- [TO DO] Your task is to copy the records that follow exactly, minus any images.

- [SOURCE DATA]

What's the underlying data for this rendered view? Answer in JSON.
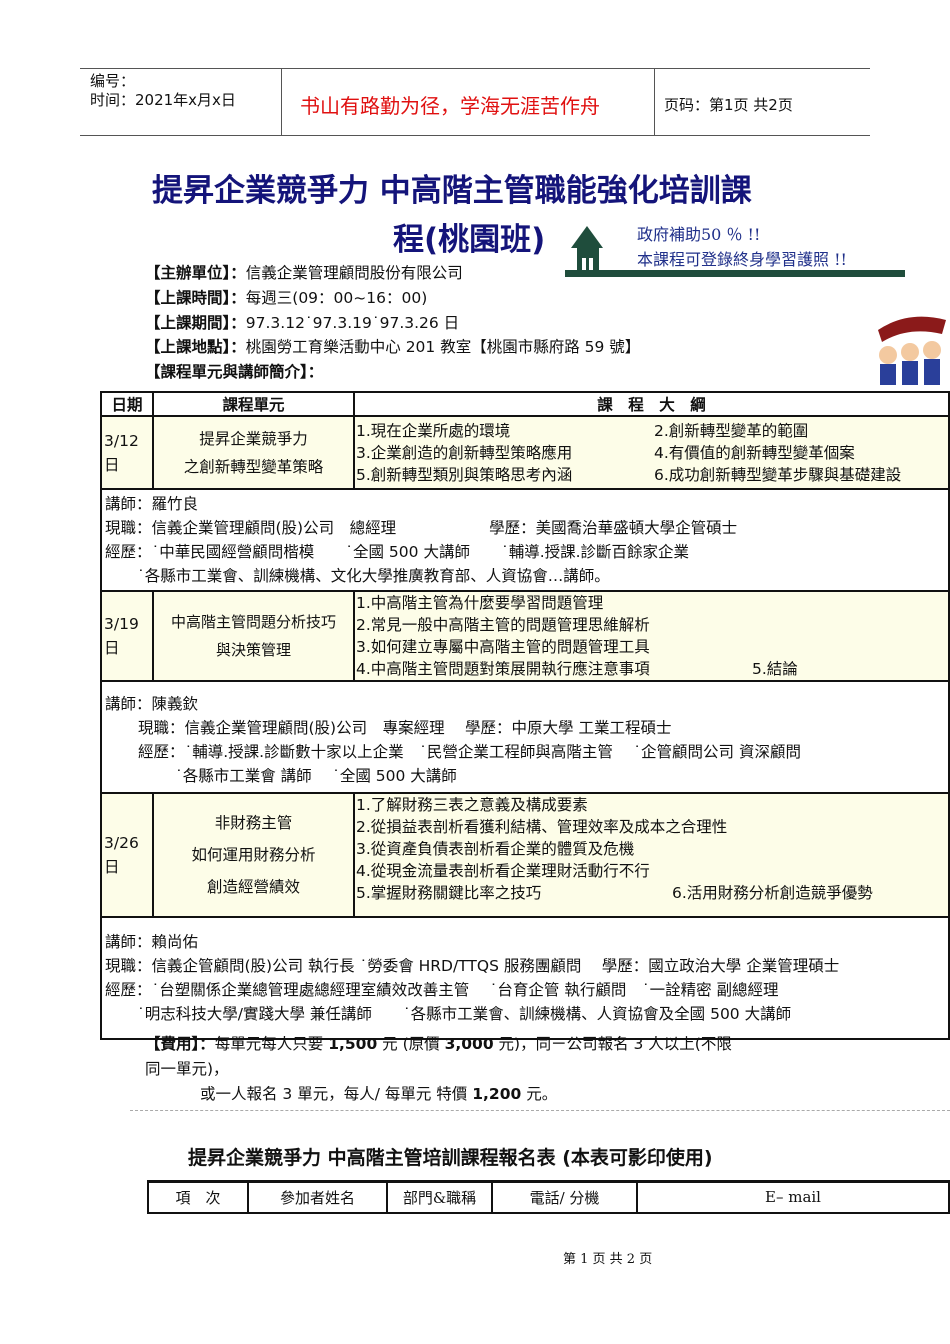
{
  "header": {
    "number_label": "编号：",
    "time_label": "时间：2021年x月x日",
    "slogan": "书山有路勤为径，学海无涯苦作舟",
    "page_label": "页码：第1页  共2页"
  },
  "title": {
    "line1": "提昇企業競爭力 中高階主管職能強化培訓課",
    "line2": "程(桃園班)"
  },
  "banner": {
    "line1": "政府補助50 ％ !!",
    "line2": "本課程可登錄終身學習護照 !!"
  },
  "info": [
    {
      "label": "【主辦單位】：",
      "value": "信義企業管理顧問股份有限公司"
    },
    {
      "label": "【上課時間】：",
      "value": "每週三(09：00~16：00)"
    },
    {
      "label": "【上課期間】：",
      "value": "97.3.12˙97.3.19˙97.3.26 日"
    },
    {
      "label": "【上課地點】：",
      "value": "桃園勞工育樂活動中心 201 教室【桃園市縣府路 59 號】"
    },
    {
      "label": "【課程單元與講師簡介】：",
      "value": ""
    }
  ],
  "table": {
    "headers": [
      "日期",
      "課程單元",
      "課　程　大　綱"
    ],
    "rows": [
      {
        "date": "3/12\n日",
        "unit": [
          "提昇企業競爭力",
          "之創新轉型變革策略"
        ],
        "outline": [
          [
            "1.現在企業所處的環境",
            "2.創新轉型變革的範圍"
          ],
          [
            "3.企業創造的創新轉型策略應用",
            "4.有價值的創新轉型變革個案"
          ],
          [
            "5.創新轉型類別與策略思考內涵",
            "6.成功創新轉型變革步驟與基礎建設"
          ]
        ],
        "instructor": [
          "講師：羅竹良",
          "現職：信義企業管理顧問(股)公司　總經理　　　　　　學歷：美國喬治華盛頓大學企管碩士",
          "經歷：˙中華民國經營顧問楷模　　˙全國 500 大講師　　˙輔導.授課.診斷百餘家企業",
          "˙各縣市工業會、訓練機構、文化大學推廣教育部、人資協會…講師。"
        ]
      },
      {
        "date": "3/19\n日",
        "unit": [
          "中高階主管問題分析技巧",
          "與決策管理"
        ],
        "outline": [
          [
            "1.中高階主管為什麼要學習問題管理",
            ""
          ],
          [
            "2.常見一般中高階主管的問題管理思維解析",
            ""
          ],
          [
            "3.如何建立專屬中高階主管的問題管理工具",
            ""
          ],
          [
            "4.中高階主管問題對策展開執行應注意事項",
            "5.結論"
          ]
        ],
        "instructor": [
          "講師：陳義欽",
          "現職：信義企業管理顧問(股)公司　專案經理　 學歷：中原大學 工業工程碩士",
          "經歷：˙輔導.授課.診斷數十家以上企業　˙民營企業工程師與高階主管　 ˙企管顧問公司 資深顧問",
          "˙各縣市工業會 講師　 ˙全國 500 大講師"
        ]
      },
      {
        "date": "3/26\n日",
        "unit": [
          "非財務主管",
          "如何運用財務分析",
          "創造經營績效"
        ],
        "outline": [
          [
            "1.了解財務三表之意義及構成要素",
            ""
          ],
          [
            "2.從損益表剖析看獲利結構、管理效率及成本之合理性",
            ""
          ],
          [
            "3.從資產負債表剖析看企業的體質及危機",
            ""
          ],
          [
            "4.從現金流量表剖析看企業理財活動行不行",
            ""
          ],
          [
            "5.掌握財務關鍵比率之技巧",
            "6.活用財務分析創造競爭優勢"
          ]
        ],
        "instructor": [
          "講師：賴尚佑",
          "現職：信義企管顧問(股)公司 執行長 ˙勞委會 HRD/TTQS 服務團顧問　 學歷：國立政治大學 企業管理碩士",
          "經歷：˙台塑關係企業總管理處總經理室績效改善主管　 ˙台育企管 執行顧問　˙一詮精密 副總經理",
          "˙明志科技大學/實踐大學 兼任講師　　˙各縣市工業會、訓練機構、人資協會及全國 500 大講師"
        ]
      }
    ]
  },
  "fee": {
    "label": "【費用】：",
    "line1a": "每單元每人只要 ",
    "p1": "1,500",
    "line1b": " 元 (原價 ",
    "p2": "3,000",
    "line1c": " 元)，同ㄧ公司報名 3 人以上(不限",
    "line2": "同一單元)，",
    "line3a": "或一人報名 3 單元，每人/ 每單元 特價 ",
    "p3": "1,200",
    "line3b": " 元。"
  },
  "form": {
    "title": "提昇企業競爭力  中高階主管培訓課程報名表 (本表可影印使用)",
    "headers": [
      "項　次",
      "參加者姓名",
      "部門&職稱",
      "電話/ 分機",
      "E– mail"
    ]
  },
  "footer": {
    "page": "第 1 页 共 2 页"
  }
}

- [RESULT FOR THIS EXERCISE]
What's the underlying data for this rendered view? Answer in JSON.
{
  "header": {
    "number_label": "编号：",
    "time_label": "时间：2021年x月x日",
    "slogan": "书山有路勤为径，学海无涯苦作舟",
    "page_label": "页码：第1页  共2页"
  },
  "title": {
    "line1": "提昇企業競爭力 中高階主管職能強化培訓課",
    "line2": "程(桃園班)"
  },
  "banner": {
    "line1": "政府補助50 ％ !!",
    "line2": "本課程可登錄終身學習護照 !!"
  },
  "info": [
    {
      "label": "【主辦單位】：",
      "value": "信義企業管理顧問股份有限公司"
    },
    {
      "label": "【上課時間】：",
      "value": "每週三(09：00~16：00)"
    },
    {
      "label": "【上課期間】：",
      "value": "97.3.12˙97.3.19˙97.3.26 日"
    },
    {
      "label": "【上課地點】：",
      "value": "桃園勞工育樂活動中心 201 教室【桃園市縣府路 59 號】"
    },
    {
      "label": "【課程單元與講師簡介】：",
      "value": ""
    }
  ],
  "table": {
    "headers": [
      "日期",
      "課程單元",
      "課　程　大　綱"
    ],
    "rows": [
      {
        "date": "3/12\n日",
        "unit": [
          "提昇企業競爭力",
          "之創新轉型變革策略"
        ],
        "outline": [
          [
            "1.現在企業所處的環境",
            "2.創新轉型變革的範圍"
          ],
          [
            "3.企業創造的創新轉型策略應用",
            "4.有價值的創新轉型變革個案"
          ],
          [
            "5.創新轉型類別與策略思考內涵",
            "6.成功創新轉型變革步驟與基礎建設"
          ]
        ],
        "instructor": [
          "講師：羅竹良",
          "現職：信義企業管理顧問(股)公司　總經理　　　　　　學歷：美國喬治華盛頓大學企管碩士",
          "經歷：˙中華民國經營顧問楷模　　˙全國 500 大講師　　˙輔導.授課.診斷百餘家企業",
          "˙各縣市工業會、訓練機構、文化大學推廣教育部、人資協會…講師。"
        ]
      },
      {
        "date": "3/19\n日",
        "unit": [
          "中高階主管問題分析技巧",
          "與決策管理"
        ],
        "outline": [
          [
            "1.中高階主管為什麼要學習問題管理",
            ""
          ],
          [
            "2.常見一般中高階主管的問題管理思維解析",
            ""
          ],
          [
            "3.如何建立專屬中高階主管的問題管理工具",
            ""
          ],
          [
            "4.中高階主管問題對策展開執行應注意事項",
            "5.結論"
          ]
        ],
        "instructor": [
          "講師：陳義欽",
          "現職：信義企業管理顧問(股)公司　專案經理　 學歷：中原大學 工業工程碩士",
          "經歷：˙輔導.授課.診斷數十家以上企業　˙民營企業工程師與高階主管　 ˙企管顧問公司 資深顧問",
          "˙各縣市工業會 講師　 ˙全國 500 大講師"
        ]
      },
      {
        "date": "3/26\n日",
        "unit": [
          "非財務主管",
          "如何運用財務分析",
          "創造經營績效"
        ],
        "outline": [
          [
            "1.了解財務三表之意義及構成要素",
            ""
          ],
          [
            "2.從損益表剖析看獲利結構、管理效率及成本之合理性",
            ""
          ],
          [
            "3.從資產負債表剖析看企業的體質及危機",
            ""
          ],
          [
            "4.從現金流量表剖析看企業理財活動行不行",
            ""
          ],
          [
            "5.掌握財務關鍵比率之技巧",
            "6.活用財務分析創造競爭優勢"
          ]
        ],
        "instructor": [
          "講師：賴尚佑",
          "現職：信義企管顧問(股)公司 執行長 ˙勞委會 HRD/TTQS 服務團顧問　 學歷：國立政治大學 企業管理碩士",
          "經歷：˙台塑關係企業總管理處總經理室績效改善主管　 ˙台育企管 執行顧問　˙一詮精密 副總經理",
          "˙明志科技大學/實踐大學 兼任講師　　˙各縣市工業會、訓練機構、人資協會及全國 500 大講師"
        ]
      }
    ]
  },
  "fee": {
    "label": "【費用】：",
    "line1a": "每單元每人只要 ",
    "p1": "1,500",
    "line1b": " 元 (原價 ",
    "p2": "3,000",
    "line1c": " 元)，同ㄧ公司報名 3 人以上(不限",
    "line2": "同一單元)，",
    "line3a": "或一人報名 3 單元，每人/ 每單元 特價 ",
    "p3": "1,200",
    "line3b": " 元。"
  },
  "form": {
    "title": "提昇企業競爭力  中高階主管培訓課程報名表 (本表可影印使用)",
    "headers": [
      "項　次",
      "參加者姓名",
      "部門&職稱",
      "電話/ 分機",
      "E– mail"
    ]
  },
  "footer": {
    "page": "第 1 页 共 2 页"
  }
}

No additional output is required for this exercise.